I hadn't been booked to discuss some impressive charity work, or business venture. I was expected to tell the whole world my darkest secrets, how I'd found myself drinking around ten bottles of wine a week, how I'd become a terrible mother, how I'd been anxious all the time, hugely overweight and unable to sleep. How I'd hated myself.

By December 28th 2017 I was convinced I'd made a terrible mistake. Was it too late to pull the plug? It was. The books had been printed, the advance paid, the PR lined up. I thought I was going to be horribly trolled, by people telling me (with some justification, I thought) that I was an unfit mother and a terrible human being.

You see, I'd spent YEARS covering up all my weaknesses, filling in the cracks, hiding my recycling bins, freshening my breath and curating my social media feeds. If you looked at my life from the outside it all looked pretty damn perfect.

But I gritted my teeth and did everything my publishers told me to do, then waited for the fall-out.

It never came. There were a few horrible comments in the Mail Online (my favourite was if I was her husband, I'd be drinking a bottle of wine a day!) but that was it. Instead what I got was a deluge of messages from people all over the world saying thank you for telling your story, because until now I thought I was the only one who felt like that...

What I discovered was that telling your real truth not only changes your life, but can transform the life of so many other people too, and create magical communities.

And that made me think. What would happen if we all told the truth about our lives? 

I started writing again, but this time a fictional story, about a little green notebook titled The Authenticity Project in which a terribly lonely widower and artist - Julian Jessop - tells his truth. He leaves the book in a cafe where it's picked up by the owner, Monica, who resolves to track him down and transform his life.

The book is passed between six people including Hazard, a cocaine and booze addict and Alice, a mummy instagrammer, who all write their stories in its pages, leading to a life-changing world of friendship and forgiveness.

I wasn't sure whether anyone would be interested in my novel which, like this blog, I wrote partly as a form of therapy, but - incredibly - it's being published in twenty-nine different languages in 2020.

If you'd like to read The Authenticity Project, it's out on February 4th in the USA in all formats (click here to pre-order), and in audio and e-book in the UK (click here to pre-order). The UK hardback is out on April 2nd, and other languages throughout the year.

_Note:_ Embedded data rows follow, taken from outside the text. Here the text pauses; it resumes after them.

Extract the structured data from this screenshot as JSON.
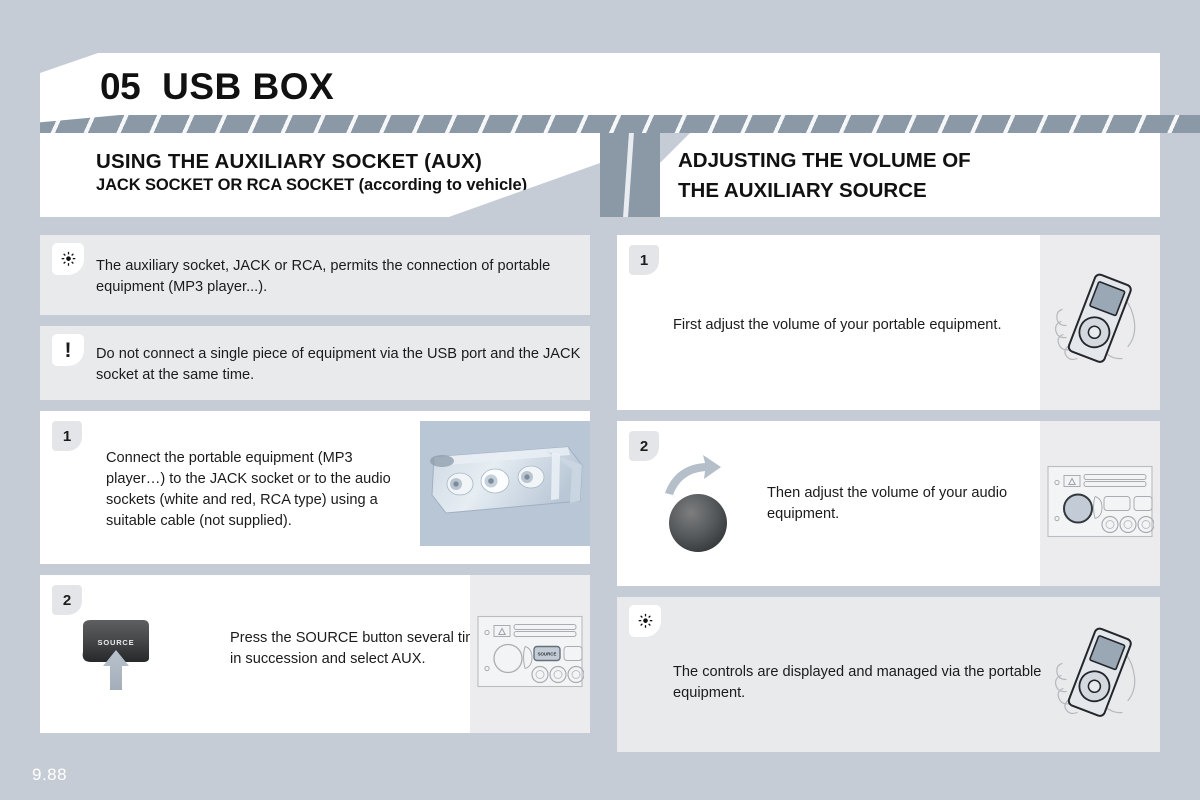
{
  "page": {
    "background_color": "#c6ccd5",
    "number": "9.88"
  },
  "header": {
    "chapter_number": "05",
    "chapter_title": "USB BOX"
  },
  "sections": {
    "left": {
      "title": "USING THE AUXILIARY SOCKET (AUX)",
      "subtitle": "JACK SOCKET OR RCA SOCKET (according to vehicle)"
    },
    "right": {
      "title_line1": "ADJUSTING THE VOLUME OF",
      "title_line2": "THE AUXILIARY SOURCE"
    }
  },
  "left_column": {
    "tip": {
      "icon": "sun-icon",
      "text": "The auxiliary socket, JACK or RCA, permits the connection of portable equipment (MP3 player...)."
    },
    "warning": {
      "icon": "exclamation-icon",
      "text": "Do not connect a single piece of equipment via the USB port and the JACK socket at the same time."
    },
    "step1": {
      "number": "1",
      "text": "Connect the portable equipment (MP3 player…) to the JACK socket or to the audio sockets (white and red, RCA type) using a suitable cable (not supplied).",
      "figure": "aux-socket-photo"
    },
    "step2": {
      "number": "2",
      "text": "Press the SOURCE button several times in succession and select AUX.",
      "button_label": "SOURCE",
      "figure": "car-radio-source-diagram"
    }
  },
  "right_column": {
    "step1": {
      "number": "1",
      "text": "First adjust the volume of your portable equipment.",
      "figure": "hand-holding-mp3-player"
    },
    "step2": {
      "number": "2",
      "text": "Then adjust the volume of your audio equipment.",
      "figure": "car-radio-volume-knob-diagram"
    },
    "tip": {
      "icon": "sun-icon",
      "text": "The controls are displayed and managed via the portable equipment.",
      "figure": "hand-holding-mp3-player"
    }
  },
  "colors": {
    "page_bg": "#c6ccd5",
    "band_gray": "#8b98a6",
    "block_white": "#ffffff",
    "block_grey": "#e9eaec",
    "figure_pane": "#ececee",
    "photo_bg": "#b9c6d5",
    "text": "#1b1b1b"
  }
}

A huge thank you to everyone who's followed my journey. I am so grateful to you all. And if you're new to this blog, then know you are not alone. Thousands of us have been where you are, and life is going to get so much better...

Love Clare x